Search the listing for the word "messages". Copy every line where it is found.

★ ★ ★ ★

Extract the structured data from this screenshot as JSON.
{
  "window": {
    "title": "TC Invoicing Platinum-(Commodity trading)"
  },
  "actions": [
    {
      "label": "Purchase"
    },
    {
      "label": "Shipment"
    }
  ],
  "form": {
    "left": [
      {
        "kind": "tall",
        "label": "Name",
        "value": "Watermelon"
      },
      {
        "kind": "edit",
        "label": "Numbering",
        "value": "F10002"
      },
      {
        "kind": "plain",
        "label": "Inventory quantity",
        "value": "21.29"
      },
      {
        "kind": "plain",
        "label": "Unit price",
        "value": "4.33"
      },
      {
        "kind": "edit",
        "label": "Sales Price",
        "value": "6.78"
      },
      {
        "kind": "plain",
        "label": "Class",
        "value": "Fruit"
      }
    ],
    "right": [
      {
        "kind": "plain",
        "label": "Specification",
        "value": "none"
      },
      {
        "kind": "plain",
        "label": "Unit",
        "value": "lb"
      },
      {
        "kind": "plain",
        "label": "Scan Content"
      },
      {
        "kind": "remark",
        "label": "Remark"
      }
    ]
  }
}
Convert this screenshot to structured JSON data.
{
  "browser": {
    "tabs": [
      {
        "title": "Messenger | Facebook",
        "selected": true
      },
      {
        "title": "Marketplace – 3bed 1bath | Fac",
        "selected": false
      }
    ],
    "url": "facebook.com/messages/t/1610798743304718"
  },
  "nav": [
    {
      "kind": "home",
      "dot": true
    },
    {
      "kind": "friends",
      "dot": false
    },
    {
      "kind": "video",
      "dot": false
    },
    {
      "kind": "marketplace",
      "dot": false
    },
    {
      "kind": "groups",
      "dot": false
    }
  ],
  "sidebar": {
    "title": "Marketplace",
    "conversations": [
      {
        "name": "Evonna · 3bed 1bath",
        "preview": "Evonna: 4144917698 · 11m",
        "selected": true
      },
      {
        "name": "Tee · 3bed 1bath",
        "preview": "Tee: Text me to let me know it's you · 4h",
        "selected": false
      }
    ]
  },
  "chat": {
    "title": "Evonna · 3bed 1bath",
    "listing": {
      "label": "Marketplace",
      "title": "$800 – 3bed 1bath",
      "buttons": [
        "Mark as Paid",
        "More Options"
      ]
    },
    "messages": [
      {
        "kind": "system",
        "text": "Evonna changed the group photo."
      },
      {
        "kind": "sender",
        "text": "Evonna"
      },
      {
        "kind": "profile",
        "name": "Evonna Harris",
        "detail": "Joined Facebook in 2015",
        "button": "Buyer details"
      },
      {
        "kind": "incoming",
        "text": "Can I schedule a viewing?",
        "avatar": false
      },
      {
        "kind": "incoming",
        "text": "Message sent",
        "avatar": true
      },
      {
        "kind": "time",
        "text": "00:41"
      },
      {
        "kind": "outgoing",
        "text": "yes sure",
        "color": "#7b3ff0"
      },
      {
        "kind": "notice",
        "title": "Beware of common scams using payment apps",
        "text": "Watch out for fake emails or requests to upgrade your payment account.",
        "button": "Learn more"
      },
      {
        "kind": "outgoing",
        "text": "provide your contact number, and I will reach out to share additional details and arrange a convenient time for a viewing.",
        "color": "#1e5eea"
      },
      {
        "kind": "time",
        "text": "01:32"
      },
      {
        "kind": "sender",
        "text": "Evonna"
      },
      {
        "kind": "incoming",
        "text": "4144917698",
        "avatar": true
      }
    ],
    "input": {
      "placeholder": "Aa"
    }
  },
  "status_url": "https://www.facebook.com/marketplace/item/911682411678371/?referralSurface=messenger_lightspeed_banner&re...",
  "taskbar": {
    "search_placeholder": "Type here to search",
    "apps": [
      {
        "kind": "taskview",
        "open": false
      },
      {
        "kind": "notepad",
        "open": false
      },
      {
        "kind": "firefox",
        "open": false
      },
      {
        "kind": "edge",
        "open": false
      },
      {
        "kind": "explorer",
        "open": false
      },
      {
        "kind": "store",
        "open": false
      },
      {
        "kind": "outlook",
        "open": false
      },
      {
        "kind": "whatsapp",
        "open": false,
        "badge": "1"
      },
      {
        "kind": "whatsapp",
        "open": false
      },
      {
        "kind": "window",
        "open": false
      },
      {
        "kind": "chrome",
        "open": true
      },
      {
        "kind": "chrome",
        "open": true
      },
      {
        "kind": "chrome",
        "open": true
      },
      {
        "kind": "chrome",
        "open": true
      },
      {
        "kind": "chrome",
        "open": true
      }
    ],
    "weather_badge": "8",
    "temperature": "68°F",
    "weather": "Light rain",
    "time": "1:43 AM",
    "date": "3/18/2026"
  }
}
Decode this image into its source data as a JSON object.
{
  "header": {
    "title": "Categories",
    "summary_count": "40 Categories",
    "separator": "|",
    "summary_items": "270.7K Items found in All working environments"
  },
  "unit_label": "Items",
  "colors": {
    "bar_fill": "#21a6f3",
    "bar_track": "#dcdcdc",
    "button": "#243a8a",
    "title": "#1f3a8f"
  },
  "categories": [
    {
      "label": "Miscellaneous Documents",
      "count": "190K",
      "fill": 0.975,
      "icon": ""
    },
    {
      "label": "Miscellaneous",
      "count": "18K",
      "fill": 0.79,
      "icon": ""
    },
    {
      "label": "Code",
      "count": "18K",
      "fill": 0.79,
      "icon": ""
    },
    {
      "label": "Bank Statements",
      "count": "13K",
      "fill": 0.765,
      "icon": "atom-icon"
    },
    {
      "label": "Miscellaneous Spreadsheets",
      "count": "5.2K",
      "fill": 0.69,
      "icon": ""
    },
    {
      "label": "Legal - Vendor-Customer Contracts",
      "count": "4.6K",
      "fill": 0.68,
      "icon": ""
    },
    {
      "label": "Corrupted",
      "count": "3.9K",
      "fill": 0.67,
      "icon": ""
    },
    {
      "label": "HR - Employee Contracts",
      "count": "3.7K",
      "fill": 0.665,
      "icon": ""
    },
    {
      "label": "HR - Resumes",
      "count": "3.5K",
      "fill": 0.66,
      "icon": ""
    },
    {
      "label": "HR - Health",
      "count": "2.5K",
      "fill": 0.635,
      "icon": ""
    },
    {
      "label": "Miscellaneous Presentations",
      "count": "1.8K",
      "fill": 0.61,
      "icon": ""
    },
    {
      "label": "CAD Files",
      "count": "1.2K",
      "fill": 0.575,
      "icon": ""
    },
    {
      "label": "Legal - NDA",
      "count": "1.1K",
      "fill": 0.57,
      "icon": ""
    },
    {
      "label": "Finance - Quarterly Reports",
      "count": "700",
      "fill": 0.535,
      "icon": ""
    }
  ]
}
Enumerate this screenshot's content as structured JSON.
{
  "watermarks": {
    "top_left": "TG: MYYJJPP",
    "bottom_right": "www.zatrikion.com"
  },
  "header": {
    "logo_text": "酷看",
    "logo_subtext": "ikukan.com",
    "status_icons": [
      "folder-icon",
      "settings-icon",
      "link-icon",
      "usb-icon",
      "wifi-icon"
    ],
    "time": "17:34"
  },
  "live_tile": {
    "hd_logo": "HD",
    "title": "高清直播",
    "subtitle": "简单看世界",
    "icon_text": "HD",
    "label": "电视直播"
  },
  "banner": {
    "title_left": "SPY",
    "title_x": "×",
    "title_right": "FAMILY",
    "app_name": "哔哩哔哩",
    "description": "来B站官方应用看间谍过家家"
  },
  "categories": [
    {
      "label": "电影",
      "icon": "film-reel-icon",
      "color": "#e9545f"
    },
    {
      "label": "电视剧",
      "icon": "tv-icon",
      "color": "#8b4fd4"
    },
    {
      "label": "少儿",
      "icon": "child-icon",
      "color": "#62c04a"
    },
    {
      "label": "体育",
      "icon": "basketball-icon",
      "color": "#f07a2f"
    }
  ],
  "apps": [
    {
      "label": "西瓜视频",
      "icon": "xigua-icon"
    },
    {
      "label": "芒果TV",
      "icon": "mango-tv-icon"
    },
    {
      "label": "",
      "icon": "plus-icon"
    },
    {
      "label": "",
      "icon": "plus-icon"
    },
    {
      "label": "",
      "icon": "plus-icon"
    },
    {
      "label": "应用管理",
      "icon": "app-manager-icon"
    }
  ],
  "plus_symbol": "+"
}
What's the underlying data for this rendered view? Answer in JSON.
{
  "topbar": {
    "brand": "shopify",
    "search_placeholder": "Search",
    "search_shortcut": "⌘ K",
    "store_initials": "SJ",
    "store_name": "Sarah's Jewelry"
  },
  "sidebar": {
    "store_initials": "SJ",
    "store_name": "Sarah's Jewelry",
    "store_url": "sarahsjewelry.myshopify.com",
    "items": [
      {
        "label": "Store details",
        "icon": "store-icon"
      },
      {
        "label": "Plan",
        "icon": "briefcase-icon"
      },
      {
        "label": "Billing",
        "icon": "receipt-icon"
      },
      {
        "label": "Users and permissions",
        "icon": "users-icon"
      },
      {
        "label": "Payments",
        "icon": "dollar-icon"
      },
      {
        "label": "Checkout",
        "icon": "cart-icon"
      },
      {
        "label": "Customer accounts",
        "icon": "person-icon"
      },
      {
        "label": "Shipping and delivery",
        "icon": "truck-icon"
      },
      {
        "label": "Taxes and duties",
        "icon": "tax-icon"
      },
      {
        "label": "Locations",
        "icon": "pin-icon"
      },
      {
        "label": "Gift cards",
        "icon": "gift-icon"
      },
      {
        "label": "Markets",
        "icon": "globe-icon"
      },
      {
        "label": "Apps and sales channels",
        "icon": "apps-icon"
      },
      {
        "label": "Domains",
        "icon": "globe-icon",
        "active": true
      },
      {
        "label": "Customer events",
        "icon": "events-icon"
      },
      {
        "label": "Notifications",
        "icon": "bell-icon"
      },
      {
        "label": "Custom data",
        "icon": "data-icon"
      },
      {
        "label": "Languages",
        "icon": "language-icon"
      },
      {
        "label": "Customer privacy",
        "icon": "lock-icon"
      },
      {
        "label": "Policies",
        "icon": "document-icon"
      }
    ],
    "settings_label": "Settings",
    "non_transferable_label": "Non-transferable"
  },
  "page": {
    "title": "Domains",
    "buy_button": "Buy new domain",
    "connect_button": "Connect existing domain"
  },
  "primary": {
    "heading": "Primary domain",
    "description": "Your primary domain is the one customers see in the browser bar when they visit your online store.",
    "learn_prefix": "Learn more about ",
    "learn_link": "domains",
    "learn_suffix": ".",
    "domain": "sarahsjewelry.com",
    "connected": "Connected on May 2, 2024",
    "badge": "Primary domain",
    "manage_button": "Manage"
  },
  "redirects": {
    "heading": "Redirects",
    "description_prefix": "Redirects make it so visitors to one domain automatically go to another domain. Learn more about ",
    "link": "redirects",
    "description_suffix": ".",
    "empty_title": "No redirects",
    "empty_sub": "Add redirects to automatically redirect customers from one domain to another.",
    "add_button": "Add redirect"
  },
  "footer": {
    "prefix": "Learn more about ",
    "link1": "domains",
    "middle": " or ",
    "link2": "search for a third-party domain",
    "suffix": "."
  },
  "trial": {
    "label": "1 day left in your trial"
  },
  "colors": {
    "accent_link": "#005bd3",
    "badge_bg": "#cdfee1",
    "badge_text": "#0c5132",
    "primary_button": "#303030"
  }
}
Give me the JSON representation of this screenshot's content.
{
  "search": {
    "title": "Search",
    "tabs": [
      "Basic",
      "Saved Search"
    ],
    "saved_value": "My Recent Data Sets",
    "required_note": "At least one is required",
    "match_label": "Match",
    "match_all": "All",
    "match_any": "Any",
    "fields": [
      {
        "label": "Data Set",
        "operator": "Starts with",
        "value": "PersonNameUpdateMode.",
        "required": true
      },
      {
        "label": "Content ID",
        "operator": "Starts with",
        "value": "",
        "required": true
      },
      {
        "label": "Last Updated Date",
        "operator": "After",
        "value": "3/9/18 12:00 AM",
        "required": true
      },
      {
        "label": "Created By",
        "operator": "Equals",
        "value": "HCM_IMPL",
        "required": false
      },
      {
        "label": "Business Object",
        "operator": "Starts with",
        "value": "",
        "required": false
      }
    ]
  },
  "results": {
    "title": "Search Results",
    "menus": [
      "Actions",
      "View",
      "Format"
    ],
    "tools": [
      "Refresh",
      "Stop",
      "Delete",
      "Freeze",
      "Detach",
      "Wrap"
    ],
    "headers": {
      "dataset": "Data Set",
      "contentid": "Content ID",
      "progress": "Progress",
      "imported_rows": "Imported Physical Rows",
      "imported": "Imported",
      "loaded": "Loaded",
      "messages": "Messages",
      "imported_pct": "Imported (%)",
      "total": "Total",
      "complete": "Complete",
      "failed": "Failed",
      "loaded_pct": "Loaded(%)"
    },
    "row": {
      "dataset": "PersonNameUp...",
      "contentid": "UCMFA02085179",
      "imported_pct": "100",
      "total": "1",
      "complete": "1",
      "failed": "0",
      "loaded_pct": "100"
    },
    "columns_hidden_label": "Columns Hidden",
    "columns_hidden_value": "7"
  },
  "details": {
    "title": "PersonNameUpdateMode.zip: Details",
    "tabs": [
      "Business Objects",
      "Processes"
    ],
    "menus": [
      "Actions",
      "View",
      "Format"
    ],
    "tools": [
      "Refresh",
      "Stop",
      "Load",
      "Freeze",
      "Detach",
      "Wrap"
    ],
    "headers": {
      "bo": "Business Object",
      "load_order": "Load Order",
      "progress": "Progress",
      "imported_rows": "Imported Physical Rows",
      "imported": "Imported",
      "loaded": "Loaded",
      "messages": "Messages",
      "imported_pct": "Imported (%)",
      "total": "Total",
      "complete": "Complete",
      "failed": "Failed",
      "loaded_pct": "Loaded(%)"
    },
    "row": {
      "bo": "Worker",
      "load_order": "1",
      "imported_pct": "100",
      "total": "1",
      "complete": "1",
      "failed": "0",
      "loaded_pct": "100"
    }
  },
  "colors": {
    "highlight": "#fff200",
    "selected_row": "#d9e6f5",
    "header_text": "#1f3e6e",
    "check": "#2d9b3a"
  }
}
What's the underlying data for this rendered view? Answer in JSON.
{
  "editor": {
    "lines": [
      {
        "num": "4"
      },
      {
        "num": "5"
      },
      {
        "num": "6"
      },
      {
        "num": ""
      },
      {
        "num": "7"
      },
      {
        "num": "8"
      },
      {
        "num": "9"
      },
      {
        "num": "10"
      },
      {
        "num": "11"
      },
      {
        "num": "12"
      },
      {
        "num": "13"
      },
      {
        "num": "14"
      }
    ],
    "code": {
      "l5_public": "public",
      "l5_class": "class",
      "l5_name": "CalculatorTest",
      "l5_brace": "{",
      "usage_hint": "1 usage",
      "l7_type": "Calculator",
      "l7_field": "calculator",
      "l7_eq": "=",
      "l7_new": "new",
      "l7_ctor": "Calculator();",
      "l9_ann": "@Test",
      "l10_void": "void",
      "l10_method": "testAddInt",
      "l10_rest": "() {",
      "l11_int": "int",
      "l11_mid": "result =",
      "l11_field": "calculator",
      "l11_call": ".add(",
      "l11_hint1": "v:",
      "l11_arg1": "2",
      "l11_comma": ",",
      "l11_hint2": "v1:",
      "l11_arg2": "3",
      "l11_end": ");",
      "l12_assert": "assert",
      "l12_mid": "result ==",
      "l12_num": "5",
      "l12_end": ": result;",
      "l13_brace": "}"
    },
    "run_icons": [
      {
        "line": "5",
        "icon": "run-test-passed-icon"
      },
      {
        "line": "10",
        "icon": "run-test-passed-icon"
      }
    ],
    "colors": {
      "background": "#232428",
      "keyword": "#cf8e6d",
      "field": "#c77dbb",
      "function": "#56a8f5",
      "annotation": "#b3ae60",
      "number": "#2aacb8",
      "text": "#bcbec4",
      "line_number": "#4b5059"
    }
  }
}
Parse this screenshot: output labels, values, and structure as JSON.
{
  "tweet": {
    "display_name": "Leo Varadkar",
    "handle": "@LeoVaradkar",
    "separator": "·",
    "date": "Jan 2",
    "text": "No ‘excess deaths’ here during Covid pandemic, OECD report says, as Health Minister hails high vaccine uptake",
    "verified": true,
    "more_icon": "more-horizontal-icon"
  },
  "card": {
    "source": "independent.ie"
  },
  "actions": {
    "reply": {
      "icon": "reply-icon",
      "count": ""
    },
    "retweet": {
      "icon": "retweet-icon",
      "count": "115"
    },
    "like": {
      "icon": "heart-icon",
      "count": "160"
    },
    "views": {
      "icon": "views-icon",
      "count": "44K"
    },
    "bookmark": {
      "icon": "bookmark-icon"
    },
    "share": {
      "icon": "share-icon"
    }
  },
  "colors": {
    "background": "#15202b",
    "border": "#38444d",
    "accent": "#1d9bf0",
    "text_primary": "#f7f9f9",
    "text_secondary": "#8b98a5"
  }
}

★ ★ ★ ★

#### Solution to this problem
    "url": "facebook.com/messages/t/1610798743304718"
    "messages": [
      "messages": "Messages",
      "messages": "Messages",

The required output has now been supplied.